Work task:
Each line of the records needs to be written out exactly, with any image left out.

Source material:
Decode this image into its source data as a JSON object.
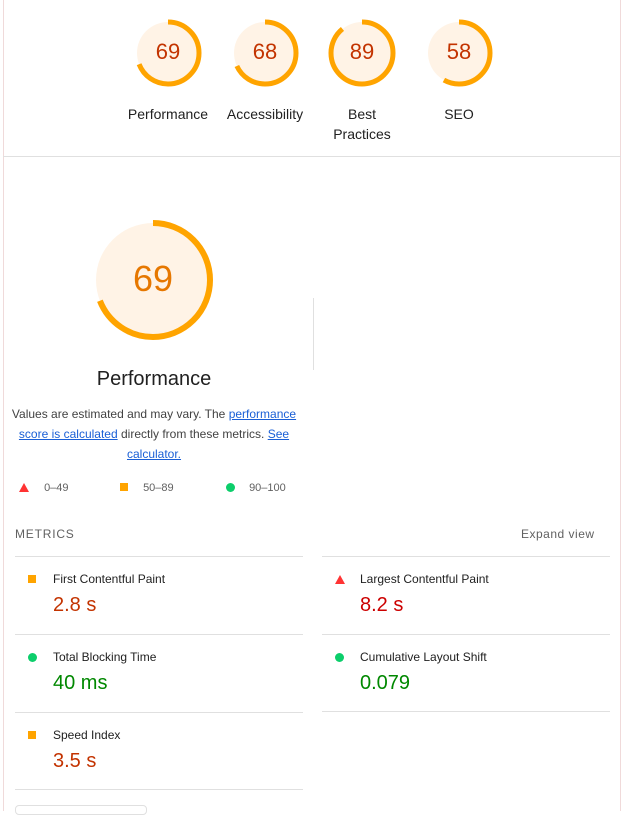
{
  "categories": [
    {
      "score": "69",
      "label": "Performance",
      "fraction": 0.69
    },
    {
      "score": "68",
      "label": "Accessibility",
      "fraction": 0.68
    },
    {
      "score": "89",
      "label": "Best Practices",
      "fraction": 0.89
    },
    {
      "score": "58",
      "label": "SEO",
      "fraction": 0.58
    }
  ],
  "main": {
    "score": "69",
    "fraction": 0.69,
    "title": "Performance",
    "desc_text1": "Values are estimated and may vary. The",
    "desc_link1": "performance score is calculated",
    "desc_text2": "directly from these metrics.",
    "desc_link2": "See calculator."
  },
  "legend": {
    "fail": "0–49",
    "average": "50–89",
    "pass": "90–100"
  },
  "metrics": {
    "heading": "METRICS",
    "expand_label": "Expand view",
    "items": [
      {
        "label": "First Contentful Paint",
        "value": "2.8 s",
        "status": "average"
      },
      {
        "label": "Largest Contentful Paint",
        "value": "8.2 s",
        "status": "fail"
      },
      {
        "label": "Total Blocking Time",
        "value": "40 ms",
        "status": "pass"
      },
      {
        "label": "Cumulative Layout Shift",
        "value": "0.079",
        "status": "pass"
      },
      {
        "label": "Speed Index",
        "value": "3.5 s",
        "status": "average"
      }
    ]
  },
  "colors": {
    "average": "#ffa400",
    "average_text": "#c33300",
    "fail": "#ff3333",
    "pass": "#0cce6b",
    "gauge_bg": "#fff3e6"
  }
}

Task answer:
Decode this image into its source data as a JSON object.
{
  "categories": [
    {
      "score": "69",
      "label": "Performance",
      "fraction": 0.69
    },
    {
      "score": "68",
      "label": "Accessibility",
      "fraction": 0.68
    },
    {
      "score": "89",
      "label": "Best Practices",
      "fraction": 0.89
    },
    {
      "score": "58",
      "label": "SEO",
      "fraction": 0.58
    }
  ],
  "main": {
    "score": "69",
    "fraction": 0.69,
    "title": "Performance",
    "desc_text1": "Values are estimated and may vary. The",
    "desc_link1": "performance score is calculated",
    "desc_text2": "directly from these metrics.",
    "desc_link2": "See calculator."
  },
  "legend": {
    "fail": "0–49",
    "average": "50–89",
    "pass": "90–100"
  },
  "metrics": {
    "heading": "METRICS",
    "expand_label": "Expand view",
    "items": [
      {
        "label": "First Contentful Paint",
        "value": "2.8 s",
        "status": "average"
      },
      {
        "label": "Largest Contentful Paint",
        "value": "8.2 s",
        "status": "fail"
      },
      {
        "label": "Total Blocking Time",
        "value": "40 ms",
        "status": "pass"
      },
      {
        "label": "Cumulative Layout Shift",
        "value": "0.079",
        "status": "pass"
      },
      {
        "label": "Speed Index",
        "value": "3.5 s",
        "status": "average"
      }
    ]
  },
  "colors": {
    "average": "#ffa400",
    "average_text": "#c33300",
    "fail": "#ff3333",
    "pass": "#0cce6b",
    "gauge_bg": "#fff3e6"
  }
}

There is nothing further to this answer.